  1. ^ David Scott Gehring, Diplomatic Intelligence on the Holy Roman Empire and Denmark during the Reigns of Elizabeth I and James VI: Three Treatises, Camden Fifth Series, 49 (Cambridge, 2016), p. 146.
  2. ^ Paul Douglas Lockhart, Frederik II and the Protestant Cause: Denmark's Role in the Wars of Religion (Leiden, 2004), pp. 184-6.
  3. ^ David Scott Gehring, Diplomatic Intelligence on the Holy Roman Empire and Denmark during the Reigns of Elizabeth I and James VI: Three Treatises, Camden Fifth Series, 49 (Cambridge, 2016), p. 146 (modernised here).
  4. ^ Henry Ellis, Original Letters, 2nd series vol. 3 (London, 1827), pp. 149-151 from British Library MS Lansdowne 57.

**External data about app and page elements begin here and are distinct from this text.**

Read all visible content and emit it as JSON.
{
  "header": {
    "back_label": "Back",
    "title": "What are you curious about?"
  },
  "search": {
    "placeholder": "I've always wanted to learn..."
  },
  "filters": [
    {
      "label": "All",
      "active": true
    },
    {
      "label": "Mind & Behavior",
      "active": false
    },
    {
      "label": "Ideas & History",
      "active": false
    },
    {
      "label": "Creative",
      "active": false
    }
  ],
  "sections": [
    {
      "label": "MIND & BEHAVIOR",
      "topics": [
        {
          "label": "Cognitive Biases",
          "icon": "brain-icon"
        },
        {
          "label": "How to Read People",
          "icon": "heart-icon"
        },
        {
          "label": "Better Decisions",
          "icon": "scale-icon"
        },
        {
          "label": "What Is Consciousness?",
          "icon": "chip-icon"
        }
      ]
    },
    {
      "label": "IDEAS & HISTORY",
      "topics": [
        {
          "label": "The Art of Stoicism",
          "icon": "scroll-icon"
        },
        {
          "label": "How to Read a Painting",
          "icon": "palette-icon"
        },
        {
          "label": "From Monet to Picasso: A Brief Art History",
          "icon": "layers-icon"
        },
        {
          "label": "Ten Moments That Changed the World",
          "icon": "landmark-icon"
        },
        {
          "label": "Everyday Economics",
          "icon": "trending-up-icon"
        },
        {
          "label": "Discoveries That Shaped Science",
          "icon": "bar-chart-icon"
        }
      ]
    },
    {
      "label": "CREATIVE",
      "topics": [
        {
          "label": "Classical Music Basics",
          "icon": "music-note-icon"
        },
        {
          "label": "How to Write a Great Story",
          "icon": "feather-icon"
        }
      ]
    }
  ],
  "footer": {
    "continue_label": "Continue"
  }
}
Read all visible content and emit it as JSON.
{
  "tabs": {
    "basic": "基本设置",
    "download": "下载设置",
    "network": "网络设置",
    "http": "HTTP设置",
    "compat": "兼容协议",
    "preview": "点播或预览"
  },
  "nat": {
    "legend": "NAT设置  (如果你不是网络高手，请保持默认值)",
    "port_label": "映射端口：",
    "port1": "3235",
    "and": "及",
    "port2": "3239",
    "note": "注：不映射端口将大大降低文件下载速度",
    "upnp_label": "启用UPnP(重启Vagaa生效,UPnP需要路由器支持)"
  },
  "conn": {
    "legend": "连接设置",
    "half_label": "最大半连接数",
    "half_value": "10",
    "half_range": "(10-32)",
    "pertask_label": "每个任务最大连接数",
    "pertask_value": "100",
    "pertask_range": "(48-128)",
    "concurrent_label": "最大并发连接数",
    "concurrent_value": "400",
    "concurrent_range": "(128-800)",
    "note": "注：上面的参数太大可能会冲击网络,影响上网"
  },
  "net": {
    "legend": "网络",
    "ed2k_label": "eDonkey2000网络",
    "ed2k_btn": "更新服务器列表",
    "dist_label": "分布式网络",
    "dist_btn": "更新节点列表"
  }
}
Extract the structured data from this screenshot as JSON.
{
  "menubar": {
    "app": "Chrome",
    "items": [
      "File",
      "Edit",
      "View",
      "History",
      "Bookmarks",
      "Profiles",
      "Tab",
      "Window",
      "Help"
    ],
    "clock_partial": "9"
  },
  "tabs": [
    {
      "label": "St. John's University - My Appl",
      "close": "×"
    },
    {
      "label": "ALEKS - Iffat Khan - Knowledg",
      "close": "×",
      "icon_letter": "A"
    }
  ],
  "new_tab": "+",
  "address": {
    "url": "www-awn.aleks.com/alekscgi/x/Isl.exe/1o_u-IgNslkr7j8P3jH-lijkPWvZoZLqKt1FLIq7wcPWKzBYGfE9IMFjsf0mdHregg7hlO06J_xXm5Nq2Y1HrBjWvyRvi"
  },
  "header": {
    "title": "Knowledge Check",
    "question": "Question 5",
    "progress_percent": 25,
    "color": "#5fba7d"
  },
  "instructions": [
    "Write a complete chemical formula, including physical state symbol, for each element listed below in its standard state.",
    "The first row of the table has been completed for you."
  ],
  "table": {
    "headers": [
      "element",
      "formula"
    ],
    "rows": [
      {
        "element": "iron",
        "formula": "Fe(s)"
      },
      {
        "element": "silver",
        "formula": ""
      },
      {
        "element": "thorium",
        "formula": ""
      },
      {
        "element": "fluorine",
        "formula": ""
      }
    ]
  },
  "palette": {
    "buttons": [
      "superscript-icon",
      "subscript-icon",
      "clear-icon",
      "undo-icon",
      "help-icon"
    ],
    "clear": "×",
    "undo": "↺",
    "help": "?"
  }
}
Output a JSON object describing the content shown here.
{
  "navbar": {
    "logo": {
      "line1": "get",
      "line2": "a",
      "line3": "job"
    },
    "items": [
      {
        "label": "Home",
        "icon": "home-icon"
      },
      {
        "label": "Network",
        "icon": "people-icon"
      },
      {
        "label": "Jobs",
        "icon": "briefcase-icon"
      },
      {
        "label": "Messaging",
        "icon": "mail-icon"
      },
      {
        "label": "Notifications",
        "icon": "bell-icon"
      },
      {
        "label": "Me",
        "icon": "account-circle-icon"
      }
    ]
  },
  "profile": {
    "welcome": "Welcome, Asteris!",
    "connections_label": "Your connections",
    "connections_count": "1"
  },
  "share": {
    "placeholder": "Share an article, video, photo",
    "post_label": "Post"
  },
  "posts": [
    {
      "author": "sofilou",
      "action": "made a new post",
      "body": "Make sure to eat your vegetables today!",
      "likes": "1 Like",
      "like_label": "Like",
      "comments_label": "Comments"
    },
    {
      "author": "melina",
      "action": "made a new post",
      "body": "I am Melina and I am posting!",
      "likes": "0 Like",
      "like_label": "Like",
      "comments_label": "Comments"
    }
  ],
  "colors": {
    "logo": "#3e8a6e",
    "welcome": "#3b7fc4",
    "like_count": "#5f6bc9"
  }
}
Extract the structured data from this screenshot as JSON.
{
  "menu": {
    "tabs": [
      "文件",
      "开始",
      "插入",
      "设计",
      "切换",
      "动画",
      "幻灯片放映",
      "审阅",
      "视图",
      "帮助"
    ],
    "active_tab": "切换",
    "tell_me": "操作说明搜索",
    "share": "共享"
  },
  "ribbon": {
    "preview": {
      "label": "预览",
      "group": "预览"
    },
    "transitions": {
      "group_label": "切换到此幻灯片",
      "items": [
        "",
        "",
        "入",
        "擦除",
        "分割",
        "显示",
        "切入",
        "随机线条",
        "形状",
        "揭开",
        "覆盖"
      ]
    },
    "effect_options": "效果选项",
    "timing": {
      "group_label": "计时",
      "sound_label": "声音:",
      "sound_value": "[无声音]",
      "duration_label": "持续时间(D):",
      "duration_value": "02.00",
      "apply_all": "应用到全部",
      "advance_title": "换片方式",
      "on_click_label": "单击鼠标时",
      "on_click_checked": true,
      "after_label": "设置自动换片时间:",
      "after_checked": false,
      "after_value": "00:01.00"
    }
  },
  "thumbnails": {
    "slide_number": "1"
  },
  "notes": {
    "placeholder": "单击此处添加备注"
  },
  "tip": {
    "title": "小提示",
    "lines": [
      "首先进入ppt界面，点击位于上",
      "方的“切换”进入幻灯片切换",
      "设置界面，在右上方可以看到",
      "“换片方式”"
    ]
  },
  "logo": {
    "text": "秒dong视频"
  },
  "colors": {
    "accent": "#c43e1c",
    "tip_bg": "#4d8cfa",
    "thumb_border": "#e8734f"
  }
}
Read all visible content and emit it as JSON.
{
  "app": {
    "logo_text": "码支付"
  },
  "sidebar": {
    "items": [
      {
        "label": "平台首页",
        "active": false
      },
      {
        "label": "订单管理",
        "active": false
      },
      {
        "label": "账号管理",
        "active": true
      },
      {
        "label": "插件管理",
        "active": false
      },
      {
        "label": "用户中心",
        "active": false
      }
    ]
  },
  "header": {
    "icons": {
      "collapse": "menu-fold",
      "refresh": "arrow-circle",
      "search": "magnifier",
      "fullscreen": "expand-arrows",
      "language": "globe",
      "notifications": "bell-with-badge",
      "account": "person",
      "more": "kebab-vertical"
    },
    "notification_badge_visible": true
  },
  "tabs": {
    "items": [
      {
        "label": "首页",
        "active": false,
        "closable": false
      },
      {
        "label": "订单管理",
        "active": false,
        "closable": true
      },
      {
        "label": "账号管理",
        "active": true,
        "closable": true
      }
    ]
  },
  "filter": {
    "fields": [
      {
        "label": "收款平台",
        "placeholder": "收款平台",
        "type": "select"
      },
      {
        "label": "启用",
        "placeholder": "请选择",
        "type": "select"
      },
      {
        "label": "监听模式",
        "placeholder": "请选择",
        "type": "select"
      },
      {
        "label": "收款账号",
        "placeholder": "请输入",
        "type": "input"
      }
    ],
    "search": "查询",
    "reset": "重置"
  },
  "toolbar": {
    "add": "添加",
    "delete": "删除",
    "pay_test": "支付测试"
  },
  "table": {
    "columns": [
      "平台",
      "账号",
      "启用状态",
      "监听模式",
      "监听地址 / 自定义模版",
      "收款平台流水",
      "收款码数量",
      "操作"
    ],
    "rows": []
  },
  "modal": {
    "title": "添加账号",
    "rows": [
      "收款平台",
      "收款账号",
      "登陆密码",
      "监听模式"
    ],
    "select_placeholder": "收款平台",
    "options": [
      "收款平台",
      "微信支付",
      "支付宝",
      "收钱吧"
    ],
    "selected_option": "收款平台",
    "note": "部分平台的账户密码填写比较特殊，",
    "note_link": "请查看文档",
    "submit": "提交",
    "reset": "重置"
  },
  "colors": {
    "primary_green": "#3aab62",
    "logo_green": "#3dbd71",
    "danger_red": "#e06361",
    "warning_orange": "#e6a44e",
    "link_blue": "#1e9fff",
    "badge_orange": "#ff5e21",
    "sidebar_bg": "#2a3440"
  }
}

  5. ^ David Stevenson, Scotland's Last Royal Wedding (Edinburgh, 1997), p. 54.
  6. ^ Leonard Forster, Das Album Amicorum von Dietrich Bevernest (Amsterdam, 1982), p. 20.
  7. ^ Robert Vans Agnew, Correspondence of Sir Patrick Waus (Edinburgh, 1887), pp. 429-430.
  8. ^ David Scott Gehring, Diplomatic Intelligence on the Holy Roman Empire and Denmark during the Reigns of Elizabeth I and James VI: Three Treatises, Camden Fifth Series, 49 (Cambridge, 2016), pp. 164, 168.